Should a line in the entries below contain "Cindy", return that line.

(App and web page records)
------------------------------------------------------------------------

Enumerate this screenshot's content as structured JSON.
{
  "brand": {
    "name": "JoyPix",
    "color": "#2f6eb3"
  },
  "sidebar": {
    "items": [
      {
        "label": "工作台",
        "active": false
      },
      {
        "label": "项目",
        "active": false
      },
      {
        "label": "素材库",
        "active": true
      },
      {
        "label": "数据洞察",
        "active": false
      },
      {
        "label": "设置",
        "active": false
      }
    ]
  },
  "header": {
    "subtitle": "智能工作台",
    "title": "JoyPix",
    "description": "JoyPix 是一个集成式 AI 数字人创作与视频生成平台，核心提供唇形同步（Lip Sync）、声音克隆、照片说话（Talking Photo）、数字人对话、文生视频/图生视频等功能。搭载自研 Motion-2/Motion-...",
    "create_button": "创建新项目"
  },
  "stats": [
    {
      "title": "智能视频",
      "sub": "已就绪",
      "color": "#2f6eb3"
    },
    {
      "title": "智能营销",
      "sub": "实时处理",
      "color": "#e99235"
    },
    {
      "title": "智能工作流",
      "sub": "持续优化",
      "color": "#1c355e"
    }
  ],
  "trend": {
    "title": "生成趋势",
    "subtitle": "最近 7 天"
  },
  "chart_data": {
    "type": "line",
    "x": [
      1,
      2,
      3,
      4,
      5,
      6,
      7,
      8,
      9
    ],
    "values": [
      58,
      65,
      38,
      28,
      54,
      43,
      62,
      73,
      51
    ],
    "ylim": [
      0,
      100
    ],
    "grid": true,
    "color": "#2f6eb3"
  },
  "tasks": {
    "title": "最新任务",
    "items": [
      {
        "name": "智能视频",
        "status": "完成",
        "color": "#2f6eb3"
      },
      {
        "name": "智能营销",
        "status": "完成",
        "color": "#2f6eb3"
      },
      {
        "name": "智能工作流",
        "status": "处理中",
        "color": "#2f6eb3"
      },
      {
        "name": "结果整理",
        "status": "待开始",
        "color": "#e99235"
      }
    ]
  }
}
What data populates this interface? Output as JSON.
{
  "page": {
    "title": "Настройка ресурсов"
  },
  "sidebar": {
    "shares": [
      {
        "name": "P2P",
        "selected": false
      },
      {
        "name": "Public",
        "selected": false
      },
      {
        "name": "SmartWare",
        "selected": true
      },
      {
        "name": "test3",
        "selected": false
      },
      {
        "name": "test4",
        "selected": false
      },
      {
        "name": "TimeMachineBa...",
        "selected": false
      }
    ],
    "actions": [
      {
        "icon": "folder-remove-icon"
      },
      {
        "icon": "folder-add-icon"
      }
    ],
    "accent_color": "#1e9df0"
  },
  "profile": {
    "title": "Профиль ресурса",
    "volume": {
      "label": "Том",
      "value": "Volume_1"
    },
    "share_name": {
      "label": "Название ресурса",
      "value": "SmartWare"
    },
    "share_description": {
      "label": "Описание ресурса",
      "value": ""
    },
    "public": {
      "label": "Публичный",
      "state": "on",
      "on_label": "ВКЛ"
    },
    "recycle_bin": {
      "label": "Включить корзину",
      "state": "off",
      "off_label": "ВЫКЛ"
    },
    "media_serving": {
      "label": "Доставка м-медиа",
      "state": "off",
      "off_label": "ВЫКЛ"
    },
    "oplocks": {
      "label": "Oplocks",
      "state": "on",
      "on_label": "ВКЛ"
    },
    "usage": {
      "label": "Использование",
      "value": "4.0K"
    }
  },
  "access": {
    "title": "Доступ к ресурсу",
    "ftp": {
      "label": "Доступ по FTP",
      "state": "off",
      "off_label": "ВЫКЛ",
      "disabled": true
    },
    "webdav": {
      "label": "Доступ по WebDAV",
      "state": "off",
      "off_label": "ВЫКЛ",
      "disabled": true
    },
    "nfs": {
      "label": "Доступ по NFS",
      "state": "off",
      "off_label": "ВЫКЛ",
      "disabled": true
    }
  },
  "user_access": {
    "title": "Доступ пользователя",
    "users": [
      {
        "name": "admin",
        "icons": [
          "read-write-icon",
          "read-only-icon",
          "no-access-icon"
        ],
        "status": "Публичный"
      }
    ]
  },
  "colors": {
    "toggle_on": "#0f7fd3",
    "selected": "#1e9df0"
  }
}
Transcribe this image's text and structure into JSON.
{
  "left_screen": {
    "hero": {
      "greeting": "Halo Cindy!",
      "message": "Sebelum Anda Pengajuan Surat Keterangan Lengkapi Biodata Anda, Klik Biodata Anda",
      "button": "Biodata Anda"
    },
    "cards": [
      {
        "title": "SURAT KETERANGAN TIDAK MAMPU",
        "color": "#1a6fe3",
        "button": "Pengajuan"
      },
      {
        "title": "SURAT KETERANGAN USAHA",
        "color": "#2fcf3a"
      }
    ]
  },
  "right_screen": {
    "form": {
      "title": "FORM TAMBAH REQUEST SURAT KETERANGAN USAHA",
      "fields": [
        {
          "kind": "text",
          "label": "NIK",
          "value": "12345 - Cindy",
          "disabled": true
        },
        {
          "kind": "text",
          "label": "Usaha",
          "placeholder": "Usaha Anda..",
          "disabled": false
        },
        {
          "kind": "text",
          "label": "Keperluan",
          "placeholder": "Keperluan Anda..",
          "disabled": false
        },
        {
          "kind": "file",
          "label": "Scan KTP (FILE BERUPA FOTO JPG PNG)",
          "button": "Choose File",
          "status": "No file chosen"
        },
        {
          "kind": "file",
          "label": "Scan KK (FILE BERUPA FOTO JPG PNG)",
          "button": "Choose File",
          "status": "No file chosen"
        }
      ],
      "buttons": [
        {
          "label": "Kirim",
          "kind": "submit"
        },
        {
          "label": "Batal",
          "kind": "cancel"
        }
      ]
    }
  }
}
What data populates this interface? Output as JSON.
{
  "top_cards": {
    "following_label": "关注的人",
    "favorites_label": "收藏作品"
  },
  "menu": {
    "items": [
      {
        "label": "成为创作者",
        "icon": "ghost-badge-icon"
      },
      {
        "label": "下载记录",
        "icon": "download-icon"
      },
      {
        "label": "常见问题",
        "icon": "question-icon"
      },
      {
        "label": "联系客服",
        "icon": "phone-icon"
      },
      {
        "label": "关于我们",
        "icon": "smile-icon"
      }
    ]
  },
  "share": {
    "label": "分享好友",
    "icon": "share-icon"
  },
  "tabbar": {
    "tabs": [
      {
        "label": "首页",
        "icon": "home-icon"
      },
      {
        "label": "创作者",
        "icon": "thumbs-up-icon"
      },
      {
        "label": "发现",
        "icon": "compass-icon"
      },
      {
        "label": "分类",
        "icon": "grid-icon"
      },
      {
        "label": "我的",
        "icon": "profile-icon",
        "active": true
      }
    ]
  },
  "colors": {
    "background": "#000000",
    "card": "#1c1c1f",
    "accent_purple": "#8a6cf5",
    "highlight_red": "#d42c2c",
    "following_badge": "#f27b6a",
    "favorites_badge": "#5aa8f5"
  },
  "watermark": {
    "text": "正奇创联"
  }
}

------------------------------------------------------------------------

● ANSWER TO THIS TASK
      "greeting": "Halo Cindy!",
          "value": "12345 - Cindy",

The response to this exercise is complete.